- Most of the revenue banks earn from overdraft comes from a very small slice of financially vulnerable Americans.
- A few small banks derive more than half their profits from these fees, a study from Brookings found last year.
- Some banks have voluntarily stopped charging for overdraft, including Citi, Ally bank and Capital One. That halt was partly a response to pressure during the COVID crisis, and a result of increased competition from financial technology companies.
Details: Sponsored by Rep. Carolyn Maloney (D-NY) in the House, the bill would permit only one overdraft charge a month, and no more than six a year.

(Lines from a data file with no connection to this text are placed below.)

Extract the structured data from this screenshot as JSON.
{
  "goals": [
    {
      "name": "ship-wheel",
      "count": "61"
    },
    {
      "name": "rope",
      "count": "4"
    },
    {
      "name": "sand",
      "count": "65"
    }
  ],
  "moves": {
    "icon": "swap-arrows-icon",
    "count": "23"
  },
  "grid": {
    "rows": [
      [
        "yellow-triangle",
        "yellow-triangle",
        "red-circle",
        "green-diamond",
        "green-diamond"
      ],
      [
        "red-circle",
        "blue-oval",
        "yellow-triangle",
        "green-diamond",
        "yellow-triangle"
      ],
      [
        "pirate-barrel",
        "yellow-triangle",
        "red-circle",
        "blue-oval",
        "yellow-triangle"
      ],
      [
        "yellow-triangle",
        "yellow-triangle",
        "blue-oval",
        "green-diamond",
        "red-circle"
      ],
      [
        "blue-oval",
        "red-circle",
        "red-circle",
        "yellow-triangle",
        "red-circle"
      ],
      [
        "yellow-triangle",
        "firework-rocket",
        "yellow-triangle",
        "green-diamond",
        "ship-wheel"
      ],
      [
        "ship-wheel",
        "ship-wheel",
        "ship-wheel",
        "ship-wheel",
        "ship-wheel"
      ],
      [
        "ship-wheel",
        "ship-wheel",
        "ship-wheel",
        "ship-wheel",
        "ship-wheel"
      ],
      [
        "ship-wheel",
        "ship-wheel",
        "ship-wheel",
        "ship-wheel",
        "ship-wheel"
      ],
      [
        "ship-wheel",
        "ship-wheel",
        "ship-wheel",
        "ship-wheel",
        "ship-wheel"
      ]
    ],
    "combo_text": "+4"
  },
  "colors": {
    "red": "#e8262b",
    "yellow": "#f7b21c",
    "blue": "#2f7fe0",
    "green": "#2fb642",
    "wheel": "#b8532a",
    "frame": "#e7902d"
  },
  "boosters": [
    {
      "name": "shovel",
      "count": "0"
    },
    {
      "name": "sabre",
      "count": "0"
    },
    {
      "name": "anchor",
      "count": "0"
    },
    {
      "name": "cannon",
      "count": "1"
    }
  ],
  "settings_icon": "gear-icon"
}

After that banks could either let you continue to overdraft, without a charge, or cut you off.
- The bill also says fees should be reasonable and proportional — for example, no more $35 fees for buying a $3 cup of coffee.
- Though advocates are hopeful the bill makes it out of committee to a House vote, its chances in the Senate are seen as limited.
Zoom out: Post financial-crisis regulation addressed this issue by requiring customers to "opt-in" to overdraft protection, but didn't limit how much banks could charge.
The other side: "We don't think the legislation is necessary," said Bill Hulse, vice president for Capital Markets Competitiveness at the Chamber of Commerce.
- Consumers benefit from overdraft protection, and the bill would harm banks' ability to offer it, he said.
In complaints filed with the CFPB, bank customers complain about onerous fees, often for accidentally overdrawing their account — forgetting an autopay feature is turned on, or not moving funds between accounts.
- "Since COVID I have probably paid $2000.00 if not more in fees," one consumer writes. "How does that not seem insane?"